--- Exercise data ---
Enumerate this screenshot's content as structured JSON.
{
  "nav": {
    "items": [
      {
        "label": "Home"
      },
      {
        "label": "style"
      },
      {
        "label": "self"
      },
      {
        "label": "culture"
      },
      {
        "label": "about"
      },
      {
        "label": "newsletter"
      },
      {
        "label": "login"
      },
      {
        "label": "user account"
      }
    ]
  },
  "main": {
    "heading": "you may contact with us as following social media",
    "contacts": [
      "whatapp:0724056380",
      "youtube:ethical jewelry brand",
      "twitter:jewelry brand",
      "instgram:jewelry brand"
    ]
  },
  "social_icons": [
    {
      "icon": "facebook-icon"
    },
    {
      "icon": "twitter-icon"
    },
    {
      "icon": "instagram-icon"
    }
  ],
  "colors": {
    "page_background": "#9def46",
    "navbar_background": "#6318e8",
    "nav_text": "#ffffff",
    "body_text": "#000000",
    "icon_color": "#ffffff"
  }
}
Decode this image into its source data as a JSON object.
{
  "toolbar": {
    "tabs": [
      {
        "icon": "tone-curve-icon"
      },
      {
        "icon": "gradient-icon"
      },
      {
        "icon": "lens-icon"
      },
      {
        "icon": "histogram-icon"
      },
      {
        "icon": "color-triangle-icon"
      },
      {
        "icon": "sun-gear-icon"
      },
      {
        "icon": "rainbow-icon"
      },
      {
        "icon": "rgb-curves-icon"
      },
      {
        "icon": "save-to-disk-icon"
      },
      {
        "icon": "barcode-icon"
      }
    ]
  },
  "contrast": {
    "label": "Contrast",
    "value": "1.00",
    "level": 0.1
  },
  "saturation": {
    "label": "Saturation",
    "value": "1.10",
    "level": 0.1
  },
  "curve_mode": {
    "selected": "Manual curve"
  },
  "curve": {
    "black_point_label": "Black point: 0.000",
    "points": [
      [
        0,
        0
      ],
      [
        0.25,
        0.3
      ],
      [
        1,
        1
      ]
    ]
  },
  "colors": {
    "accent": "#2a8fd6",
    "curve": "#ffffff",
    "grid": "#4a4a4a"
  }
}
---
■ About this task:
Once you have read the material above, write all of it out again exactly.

■ Solution for this problem:
Enumerate this screenshot's content as structured JSON.
{
  "nav": {
    "items": [
      {
        "label": "Home"
      },
      {
        "label": "style"
      },
      {
        "label": "self"
      },
      {
        "label": "culture"
      },
      {
        "label": "about"
      },
      {
        "label": "newsletter"
      },
      {
        "label": "login"
      },
      {
        "label": "user account"
      }
    ]
  },
  "main": {
    "heading": "you may contact with us as following social media",
    "contacts": [
      "whatapp:0724056380",
      "youtube:ethical jewelry brand",
      "twitter:jewelry brand",
      "instgram:jewelry brand"
    ]
  },
  "social_icons": [
    {
      "icon": "facebook-icon"
    },
    {
      "icon": "twitter-icon"
    },
    {
      "icon": "instagram-icon"
    }
  ],
  "colors": {
    "page_background": "#9def46",
    "navbar_background": "#6318e8",
    "nav_text": "#ffffff",
    "body_text": "#000000",
    "icon_color": "#ffffff"
  }
}
Decode this image into its source data as a JSON object.
{
  "toolbar": {
    "tabs": [
      {
        "icon": "tone-curve-icon"
      },
      {
        "icon": "gradient-icon"
      },
      {
        "icon": "lens-icon"
      },
      {
        "icon": "histogram-icon"
      },
      {
        "icon": "color-triangle-icon"
      },
      {
        "icon": "sun-gear-icon"
      },
      {
        "icon": "rainbow-icon"
      },
      {
        "icon": "rgb-curves-icon"
      },
      {
        "icon": "save-to-disk-icon"
      },
      {
        "icon": "barcode-icon"
      }
    ]
  },
  "contrast": {
    "label": "Contrast",
    "value": "1.00",
    "level": 0.1
  },
  "saturation": {
    "label": "Saturation",
    "value": "1.10",
    "level": 0.1
  },
  "curve_mode": {
    "selected": "Manual curve"
  },
  "curve": {
    "black_point_label": "Black point: 0.000",
    "points": [
      [
        0,
        0
      ],
      [
        0.25,
        0.3
      ],
      [
        1,
        1
      ]
    ]
  },
  "colors": {
    "accent": "#2a8fd6",
    "curve": "#ffffff",
    "grid": "#4a4a4a"
  }
}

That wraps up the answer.